Exercise: If a line in the entries contains the string "迷你水平仪", include that line in your answer.

== Material for this exercise

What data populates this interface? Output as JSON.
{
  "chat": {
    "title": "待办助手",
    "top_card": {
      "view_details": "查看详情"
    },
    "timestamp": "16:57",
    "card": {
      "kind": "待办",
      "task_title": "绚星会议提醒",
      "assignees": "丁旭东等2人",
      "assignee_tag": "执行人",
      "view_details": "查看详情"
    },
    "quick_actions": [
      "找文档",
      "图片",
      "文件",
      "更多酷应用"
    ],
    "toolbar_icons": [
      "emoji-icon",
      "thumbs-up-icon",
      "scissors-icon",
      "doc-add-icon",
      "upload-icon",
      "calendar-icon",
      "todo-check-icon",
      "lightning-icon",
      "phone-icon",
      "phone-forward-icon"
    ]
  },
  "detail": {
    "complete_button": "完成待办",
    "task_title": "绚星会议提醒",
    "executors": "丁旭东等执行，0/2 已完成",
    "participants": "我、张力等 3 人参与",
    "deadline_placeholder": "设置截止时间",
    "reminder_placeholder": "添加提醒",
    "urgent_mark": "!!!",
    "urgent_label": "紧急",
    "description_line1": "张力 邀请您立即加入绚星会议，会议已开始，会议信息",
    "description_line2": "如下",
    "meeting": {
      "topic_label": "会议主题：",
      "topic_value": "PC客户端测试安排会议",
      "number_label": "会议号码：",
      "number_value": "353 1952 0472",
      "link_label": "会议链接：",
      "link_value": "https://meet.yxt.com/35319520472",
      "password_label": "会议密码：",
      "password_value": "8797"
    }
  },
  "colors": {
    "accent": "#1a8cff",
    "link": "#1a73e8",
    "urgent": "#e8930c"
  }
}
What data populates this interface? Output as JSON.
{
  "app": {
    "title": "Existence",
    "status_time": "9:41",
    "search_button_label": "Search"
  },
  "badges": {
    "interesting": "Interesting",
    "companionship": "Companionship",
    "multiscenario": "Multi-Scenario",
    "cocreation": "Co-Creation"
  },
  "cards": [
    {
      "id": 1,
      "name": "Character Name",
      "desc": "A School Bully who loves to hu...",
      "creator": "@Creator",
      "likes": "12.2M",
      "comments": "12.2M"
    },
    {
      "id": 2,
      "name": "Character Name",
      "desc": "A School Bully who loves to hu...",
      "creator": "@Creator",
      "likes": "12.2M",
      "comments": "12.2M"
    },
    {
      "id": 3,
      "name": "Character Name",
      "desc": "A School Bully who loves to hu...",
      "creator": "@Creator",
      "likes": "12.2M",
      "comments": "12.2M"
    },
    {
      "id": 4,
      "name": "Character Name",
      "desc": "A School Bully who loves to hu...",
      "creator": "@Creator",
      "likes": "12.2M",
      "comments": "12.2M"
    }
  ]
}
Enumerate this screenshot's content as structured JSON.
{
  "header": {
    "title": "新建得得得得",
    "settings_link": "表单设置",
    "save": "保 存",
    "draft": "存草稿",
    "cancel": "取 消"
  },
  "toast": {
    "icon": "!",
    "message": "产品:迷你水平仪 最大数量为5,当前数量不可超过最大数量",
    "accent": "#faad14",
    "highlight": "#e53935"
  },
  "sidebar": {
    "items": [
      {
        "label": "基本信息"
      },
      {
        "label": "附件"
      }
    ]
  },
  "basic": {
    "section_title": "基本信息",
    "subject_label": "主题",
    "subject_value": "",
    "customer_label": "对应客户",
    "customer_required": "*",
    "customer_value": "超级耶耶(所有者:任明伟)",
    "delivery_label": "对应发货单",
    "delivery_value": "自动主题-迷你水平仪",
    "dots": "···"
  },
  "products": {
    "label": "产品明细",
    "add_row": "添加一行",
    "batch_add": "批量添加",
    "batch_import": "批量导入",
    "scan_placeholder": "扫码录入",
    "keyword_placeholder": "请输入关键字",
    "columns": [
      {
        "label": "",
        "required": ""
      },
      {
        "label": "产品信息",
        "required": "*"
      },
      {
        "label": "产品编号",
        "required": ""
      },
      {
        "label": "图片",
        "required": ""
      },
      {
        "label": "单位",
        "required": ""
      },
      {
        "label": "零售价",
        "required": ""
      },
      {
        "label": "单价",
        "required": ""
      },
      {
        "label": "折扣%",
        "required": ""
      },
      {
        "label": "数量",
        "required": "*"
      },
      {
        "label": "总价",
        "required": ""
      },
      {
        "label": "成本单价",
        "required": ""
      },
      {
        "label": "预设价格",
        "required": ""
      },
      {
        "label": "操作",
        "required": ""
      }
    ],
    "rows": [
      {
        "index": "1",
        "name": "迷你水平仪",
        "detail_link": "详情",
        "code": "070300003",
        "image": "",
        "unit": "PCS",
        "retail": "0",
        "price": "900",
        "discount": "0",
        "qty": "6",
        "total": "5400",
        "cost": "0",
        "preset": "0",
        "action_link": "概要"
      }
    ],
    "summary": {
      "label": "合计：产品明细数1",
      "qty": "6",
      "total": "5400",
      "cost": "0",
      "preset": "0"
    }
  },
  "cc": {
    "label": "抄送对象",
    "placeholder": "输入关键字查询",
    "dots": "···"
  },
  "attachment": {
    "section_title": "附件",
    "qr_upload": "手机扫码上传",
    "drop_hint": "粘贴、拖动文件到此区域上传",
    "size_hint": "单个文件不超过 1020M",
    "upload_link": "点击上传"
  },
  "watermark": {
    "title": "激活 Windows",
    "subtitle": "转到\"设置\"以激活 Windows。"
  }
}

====

Task response:
    "message": "产品:迷你水平仪 最大数量为5,当前数量不可超过最大数量",
    "delivery_value": "自动主题-迷你水平仪",
        "name": "迷你水平仪",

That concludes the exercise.